- It is critical that people impacted by FASD are diagnosed or recognized as early as possible; however, this can be a challenge given the limited diagnostic services in Ontario. In the absence of a formal diagnosis, it is recommended that parents/caregivers and service providers consider the possibility of FASD, when the person’s behaviours or difficulties meet the general profile. Once FASD is identified or suspected, it is important to provide appropriate supports for successful intervention and a positive long term prognosis.
- Due to the effects of brain damage, typical behavioural modification approaches such as the use of rewards and punishment, are often unsuccessful with this population. Service providers need to focus on first gaining a good understanding of FASD, the impact on the brain and the presenting behaviour. Knowledge of FASD will allow teachers and service providers to approach affected individuals with more understanding and empathy.
- The use of a positive, strength based approach to services is strongly recommended for this group. Using a neurobehavioural approach for intervention and accommodation will build on cognitive strengths and support weaknesses. Effective programs understand that behaviours are the result of brain damage and are not seen as wilful. Focusing on what they can do will help to develop their skills, self-esteem and build confidence.
- It is critical to provide support, supervision, structure and routine. External supports should focus on developing and maintaining a routine and providing structure to day to day living, including free time. Supervision levels may vary depending on the functioning level of the individual, however, some support should be accessible, at all times.
- Communication should be concrete with visual support provided whenever possible (i.e. tell them and show them). Keep comments short and simple. Recognize that they may take longer to attach meaning to what they hear, and as a result, it may take them longer to answer. Repetition may be necessary because they may not remember what has been said.
- Sensory Integration Disorders are prevalent in this group. Try to determine what their particular sensory sensitivities are and modify the environment to support them. Generally, environments should be minimalist in nature with few distractions. Items should be organized and labelled. Sensory information should be limited (i.e. avoid bold primary colours, avoid fluorescent lighting, reduce or eliminate different sounds and smells)
- Planning for life long interdependent supports is critical. Some level of understanding and support will always be needed.
- Lastly, given the complexity of FASD, there may be a need for multiple service provider involvement. This dictates the needs for one agency to take the lead as case manager and organize a collaboration of services. This will ensure that all providers are aware of each other and avoid duplication of service.
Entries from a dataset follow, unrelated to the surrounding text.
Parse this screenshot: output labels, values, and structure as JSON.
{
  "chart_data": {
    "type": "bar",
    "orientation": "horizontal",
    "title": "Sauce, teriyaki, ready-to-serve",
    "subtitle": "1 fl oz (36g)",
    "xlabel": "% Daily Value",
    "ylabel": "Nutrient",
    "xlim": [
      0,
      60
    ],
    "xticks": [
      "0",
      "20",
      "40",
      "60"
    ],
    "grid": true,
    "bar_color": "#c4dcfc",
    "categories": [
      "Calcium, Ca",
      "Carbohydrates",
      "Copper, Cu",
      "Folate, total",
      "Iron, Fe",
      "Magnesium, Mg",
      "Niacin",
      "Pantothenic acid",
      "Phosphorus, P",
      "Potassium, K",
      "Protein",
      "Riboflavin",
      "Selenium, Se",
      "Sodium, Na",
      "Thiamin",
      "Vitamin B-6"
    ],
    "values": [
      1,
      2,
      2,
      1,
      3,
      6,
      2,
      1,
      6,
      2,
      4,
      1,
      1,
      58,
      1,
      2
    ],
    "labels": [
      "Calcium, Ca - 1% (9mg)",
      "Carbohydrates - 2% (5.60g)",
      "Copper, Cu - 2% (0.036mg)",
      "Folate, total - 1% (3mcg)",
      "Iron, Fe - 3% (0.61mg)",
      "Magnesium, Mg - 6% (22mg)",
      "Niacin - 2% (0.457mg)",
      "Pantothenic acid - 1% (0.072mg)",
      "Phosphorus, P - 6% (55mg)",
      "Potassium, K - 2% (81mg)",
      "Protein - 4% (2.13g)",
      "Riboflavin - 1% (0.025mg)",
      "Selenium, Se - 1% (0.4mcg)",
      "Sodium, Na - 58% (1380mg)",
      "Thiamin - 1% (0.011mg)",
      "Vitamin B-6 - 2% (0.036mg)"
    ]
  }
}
In addition, this allows for the case manager to ensure that all service providers are trained to support FASD effectively.
For the full report see Advancing Effective Service Provider Practices in Fetal Alcohol Spectrum Disorder